Give every line of the data again, unchanged, but with no pictures.

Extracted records
┌──
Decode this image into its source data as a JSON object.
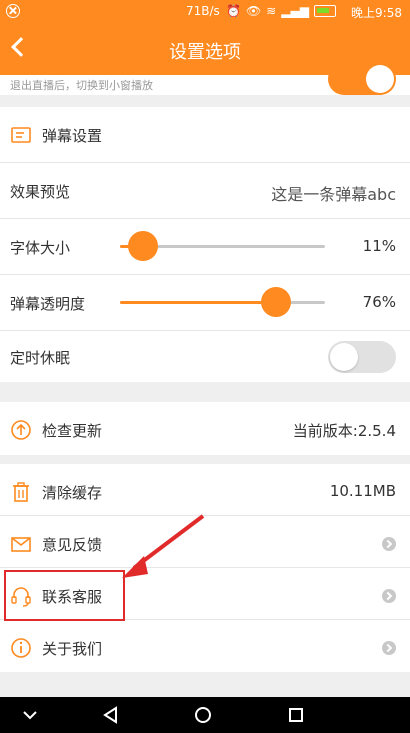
{
  "status_bar": {
    "speed": "71B/s",
    "time": "晚上9:58",
    "icons": [
      "alarm-icon",
      "eye-icon",
      "wifi-icon",
      "signal-icon",
      "battery-icon"
    ],
    "battery_color": "#7cdc2a"
  },
  "header": {
    "title": "设置选项",
    "background": "#ff8a1f"
  },
  "top_partial": {
    "text": "退出直播后，切换到小窗播放",
    "toggle_on": true
  },
  "danmaku": {
    "section_title": "弹幕设置",
    "preview_label": "效果预览",
    "preview_text": "这是一条弹幕abc",
    "font_size_label": "字体大小",
    "font_size_value": "11%",
    "font_size_fraction": 0.11,
    "opacity_label": "弹幕透明度",
    "opacity_value": "76%",
    "opacity_fraction": 0.76,
    "sleep_label": "定时休眠",
    "sleep_on": false
  },
  "update": {
    "label": "检查更新",
    "value": "当前版本:2.5.4"
  },
  "misc": {
    "clear_cache_label": "清除缓存",
    "clear_cache_value": "10.11MB",
    "feedback_label": "意见反馈",
    "contact_label": "联系客服",
    "about_label": "关于我们"
  },
  "nav": {
    "icons": [
      "nav-down-icon",
      "nav-back-icon",
      "nav-home-icon",
      "nav-recent-icon"
    ]
  },
  "accent_color": "#ff8a1f"
}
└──
- _Response to this exercise_:
Decode this image into its source data as a JSON object.
{
  "status_bar": {
    "speed": "71B/s",
    "time": "晚上9:58",
    "icons": [
      "alarm-icon",
      "eye-icon",
      "wifi-icon",
      "signal-icon",
      "battery-icon"
    ],
    "battery_color": "#7cdc2a"
  },
  "header": {
    "title": "设置选项",
    "background": "#ff8a1f"
  },
  "top_partial": {
    "text": "退出直播后，切换到小窗播放",
    "toggle_on": true
  },
  "danmaku": {
    "section_title": "弹幕设置",
    "preview_label": "效果预览",
    "preview_text": "这是一条弹幕abc",
    "font_size_label": "字体大小",
    "font_size_value": "11%",
    "font_size_fraction": 0.11,
    "opacity_label": "弹幕透明度",
    "opacity_value": "76%",
    "opacity_fraction": 0.76,
    "sleep_label": "定时休眠",
    "sleep_on": false
  },
  "update": {
    "label": "检查更新",
    "value": "当前版本:2.5.4"
  },
  "misc": {
    "clear_cache_label": "清除缓存",
    "clear_cache_value": "10.11MB",
    "feedback_label": "意见反馈",
    "contact_label": "联系客服",
    "about_label": "关于我们"
  },
  "nav": {
    "icons": [
      "nav-down-icon",
      "nav-back-icon",
      "nav-home-icon",
      "nav-recent-icon"
    ]
  },
  "accent_color": "#ff8a1f"
}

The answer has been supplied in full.